__Required action__
Give the listing again character for character, but drop the images.

__Data shown__

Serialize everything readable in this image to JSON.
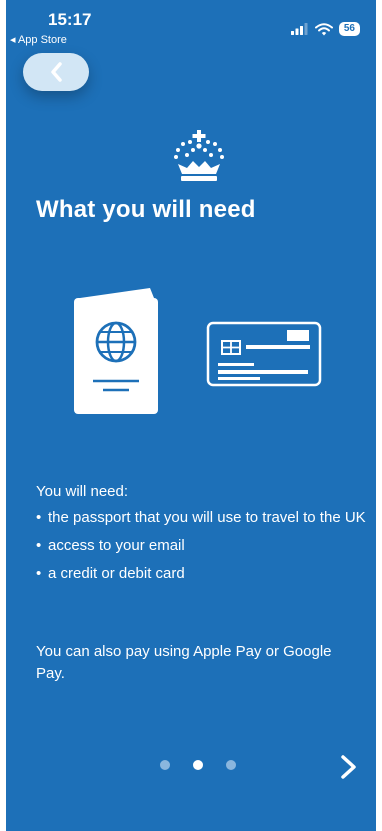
{
  "status_bar": {
    "time": "15:17",
    "back_app": "◂ App Store",
    "battery": "56"
  },
  "header": {
    "back_icon": "chevron-left-icon",
    "crest_icon": "crown-icon"
  },
  "page": {
    "title": "What you will need",
    "intro": "You will need:",
    "items": [
      "the passport that you will use to travel to the UK",
      "access to your email",
      "a credit or debit card"
    ],
    "note": "You can also pay using Apple Pay or Google Pay."
  },
  "illustration": {
    "left_icon": "passport-icon",
    "right_icon": "credit-card-icon"
  },
  "pager": {
    "total": 3,
    "current": 2,
    "next_icon": "chevron-right-icon"
  },
  "colors": {
    "background": "#1d70b8",
    "back_button": "#d2e6f5",
    "dot_inactive": "#8ab6de",
    "foreground": "#ffffff"
  }
}
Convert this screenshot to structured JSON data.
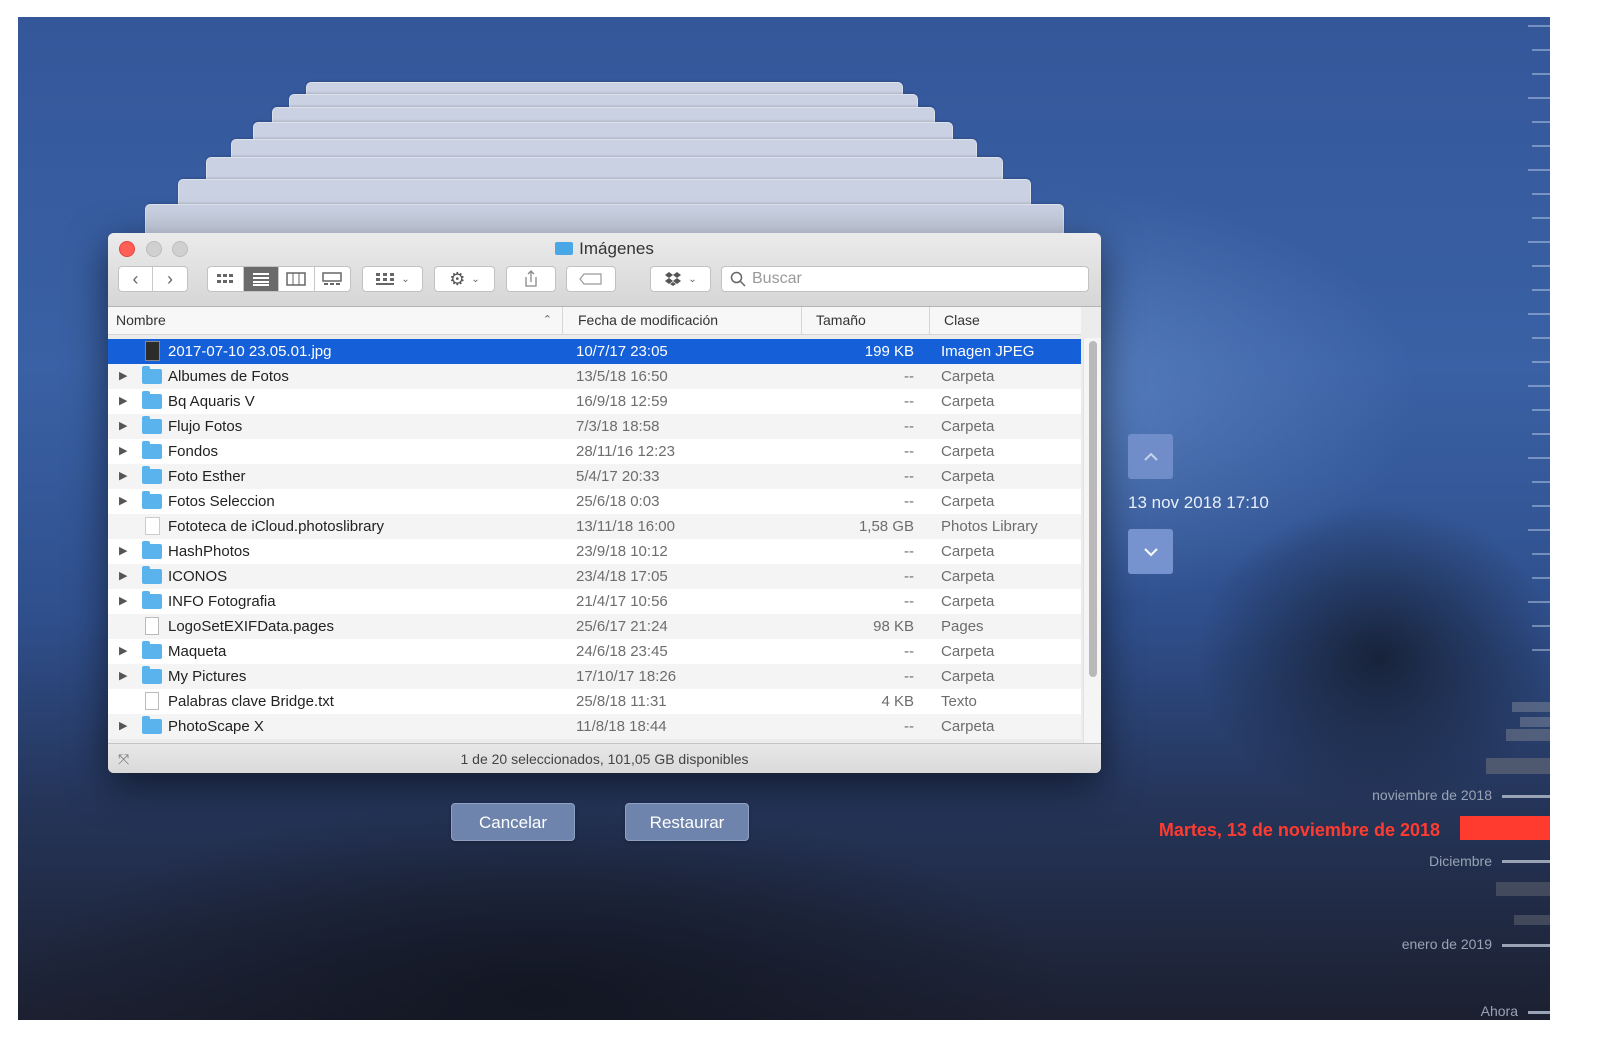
{
  "window": {
    "title": "Imágenes",
    "search_placeholder": "Buscar",
    "columns": {
      "name": "Nombre",
      "modified": "Fecha de modificación",
      "size": "Tamaño",
      "kind": "Clase"
    },
    "rows": [
      {
        "name": "2017-07-10 23.05.01.jpg",
        "modified": "10/7/17 23:05",
        "size": "199 KB",
        "kind": "Imagen JPEG",
        "icon": "jpeg-file-icon",
        "expandable": false,
        "selected": true
      },
      {
        "name": "Albumes de Fotos",
        "modified": "13/5/18 16:50",
        "size": "--",
        "kind": "Carpeta",
        "icon": "folder-icon",
        "expandable": true
      },
      {
        "name": "Bq Aquaris V",
        "modified": "16/9/18 12:59",
        "size": "--",
        "kind": "Carpeta",
        "icon": "folder-icon",
        "expandable": true
      },
      {
        "name": "Flujo Fotos",
        "modified": "7/3/18 18:58",
        "size": "--",
        "kind": "Carpeta",
        "icon": "folder-icon",
        "expandable": true
      },
      {
        "name": "Fondos",
        "modified": "28/11/16 12:23",
        "size": "--",
        "kind": "Carpeta",
        "icon": "folder-icon",
        "expandable": true
      },
      {
        "name": "Foto Esther",
        "modified": "5/4/17 20:33",
        "size": "--",
        "kind": "Carpeta",
        "icon": "folder-icon",
        "expandable": true
      },
      {
        "name": "Fotos Seleccion",
        "modified": "25/6/18 0:03",
        "size": "--",
        "kind": "Carpeta",
        "icon": "folder-icon",
        "expandable": true
      },
      {
        "name": "Fototeca de iCloud.photoslibrary",
        "modified": "13/11/18 16:00",
        "size": "1,58 GB",
        "kind": "Photos Library",
        "icon": "photos-library-icon",
        "expandable": false
      },
      {
        "name": "HashPhotos",
        "modified": "23/9/18 10:12",
        "size": "--",
        "kind": "Carpeta",
        "icon": "folder-icon",
        "expandable": true
      },
      {
        "name": "ICONOS",
        "modified": "23/4/18 17:05",
        "size": "--",
        "kind": "Carpeta",
        "icon": "folder-icon",
        "expandable": true
      },
      {
        "name": "INFO Fotografia",
        "modified": "21/4/17 10:56",
        "size": "--",
        "kind": "Carpeta",
        "icon": "folder-icon",
        "expandable": true
      },
      {
        "name": "LogoSetEXIFData.pages",
        "modified": "25/6/17 21:24",
        "size": "98 KB",
        "kind": "Pages",
        "icon": "pages-document-icon",
        "expandable": false
      },
      {
        "name": "Maqueta",
        "modified": "24/6/18 23:45",
        "size": "--",
        "kind": "Carpeta",
        "icon": "folder-icon",
        "expandable": true
      },
      {
        "name": "My Pictures",
        "modified": "17/10/17 18:26",
        "size": "--",
        "kind": "Carpeta",
        "icon": "folder-icon",
        "expandable": true
      },
      {
        "name": "Palabras clave Bridge.txt",
        "modified": "25/8/18 11:31",
        "size": "4 KB",
        "kind": "Texto",
        "icon": "text-file-icon",
        "expandable": false
      },
      {
        "name": "PhotoScape X",
        "modified": "11/8/18 18:44",
        "size": "--",
        "kind": "Carpeta",
        "icon": "folder-icon",
        "expandable": true
      }
    ],
    "status": "1 de 20 seleccionados, 101,05 GB disponibles"
  },
  "buttons": {
    "cancel": "Cancelar",
    "restore": "Restaurar"
  },
  "timemachine": {
    "current_snapshot": "13 nov 2018 17:10",
    "timeline": {
      "label_nov": "noviembre de 2018",
      "selected_date": "Martes, 13 de noviembre de 2018",
      "label_dec": "Diciembre",
      "label_jan": "enero de 2019",
      "label_now": "Ahora"
    },
    "accent_color": "#ff3b30"
  }
}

__Solved problem__
Serialize everything readable in this image to JSON.
{
  "status_bar": {
    "time": "15:17",
    "back_app": "◂ App Store",
    "battery": "56"
  },
  "header": {
    "back_icon": "chevron-left-icon",
    "crest_icon": "crown-icon"
  },
  "page": {
    "title": "What you will need",
    "intro": "You will need:",
    "items": [
      "the passport that you will use to travel to the UK",
      "access to your email",
      "a credit or debit card"
    ],
    "note": "You can also pay using Apple Pay or Google Pay."
  },
  "illustration": {
    "left_icon": "passport-icon",
    "right_icon": "credit-card-icon"
  },
  "pager": {
    "total": 3,
    "current": 2,
    "next_icon": "chevron-right-icon"
  },
  "colors": {
    "background": "#1d70b8",
    "back_button": "#d2e6f5",
    "dot_inactive": "#8ab6de",
    "foreground": "#ffffff"
  }
}
Convert this screenshot to structured JSON data.
{
  "window": {
    "title": "Imágenes",
    "search_placeholder": "Buscar",
    "columns": {
      "name": "Nombre",
      "modified": "Fecha de modificación",
      "size": "Tamaño",
      "kind": "Clase"
    },
    "rows": [
      {
        "name": "2017-07-10 23.05.01.jpg",
        "modified": "10/7/17 23:05",
        "size": "199 KB",
        "kind": "Imagen JPEG",
        "icon": "jpeg-file-icon",
        "expandable": false,
        "selected": true
      },
      {
        "name": "Albumes de Fotos",
        "modified": "13/5/18 16:50",
        "size": "--",
        "kind": "Carpeta",
        "icon": "folder-icon",
        "expandable": true
      },
      {
        "name": "Bq Aquaris V",
        "modified": "16/9/18 12:59",
        "size": "--",
        "kind": "Carpeta",
        "icon": "folder-icon",
        "expandable": true
      },
      {
        "name": "Flujo Fotos",
        "modified": "7/3/18 18:58",
        "size": "--",
        "kind": "Carpeta",
        "icon": "folder-icon",
        "expandable": true
      },
      {
        "name": "Fondos",
        "modified": "28/11/16 12:23",
        "size": "--",
        "kind": "Carpeta",
        "icon": "folder-icon",
        "expandable": true
      },
      {
        "name": "Foto Esther",
        "modified": "5/4/17 20:33",
        "size": "--",
        "kind": "Carpeta",
        "icon": "folder-icon",
        "expandable": true
      },
      {
        "name": "Fotos Seleccion",
        "modified": "25/6/18 0:03",
        "size": "--",
        "kind": "Carpeta",
        "icon": "folder-icon",
        "expandable": true
      },
      {
        "name": "Fototeca de iCloud.photoslibrary",
        "modified": "13/11/18 16:00",
        "size": "1,58 GB",
        "kind": "Photos Library",
        "icon": "photos-library-icon",
        "expandable": false
      },
      {
        "name": "HashPhotos",
        "modified": "23/9/18 10:12",
        "size": "--",
        "kind": "Carpeta",
        "icon": "folder-icon",
        "expandable": true
      },
      {
        "name": "ICONOS",
        "modified": "23/4/18 17:05",
        "size": "--",
        "kind": "Carpeta",
        "icon": "folder-icon",
        "expandable": true
      },
      {
        "name": "INFO Fotografia",
        "modified": "21/4/17 10:56",
        "size": "--",
        "kind": "Carpeta",
        "icon": "folder-icon",
        "expandable": true
      },
      {
        "name": "LogoSetEXIFData.pages",
        "modified": "25/6/17 21:24",
        "size": "98 KB",
        "kind": "Pages",
        "icon": "pages-document-icon",
        "expandable": false
      },
      {
        "name": "Maqueta",
        "modified": "24/6/18 23:45",
        "size": "--",
        "kind": "Carpeta",
        "icon": "folder-icon",
        "expandable": true
      },
      {
        "name": "My Pictures",
        "modified": "17/10/17 18:26",
        "size": "--",
        "kind": "Carpeta",
        "icon": "folder-icon",
        "expandable": true
      },
      {
        "name": "Palabras clave Bridge.txt",
        "modified": "25/8/18 11:31",
        "size": "4 KB",
        "kind": "Texto",
        "icon": "text-file-icon",
        "expandable": false
      },
      {
        "name": "PhotoScape X",
        "modified": "11/8/18 18:44",
        "size": "--",
        "kind": "Carpeta",
        "icon": "folder-icon",
        "expandable": true
      }
    ],
    "status": "1 de 20 seleccionados, 101,05 GB disponibles"
  },
  "buttons": {
    "cancel": "Cancelar",
    "restore": "Restaurar"
  },
  "timemachine": {
    "current_snapshot": "13 nov 2018 17:10",
    "timeline": {
      "label_nov": "noviembre de 2018",
      "selected_date": "Martes, 13 de noviembre de 2018",
      "label_dec": "Diciembre",
      "label_jan": "enero de 2019",
      "label_now": "Ahora"
    },
    "accent_color": "#ff3b30"
  }
}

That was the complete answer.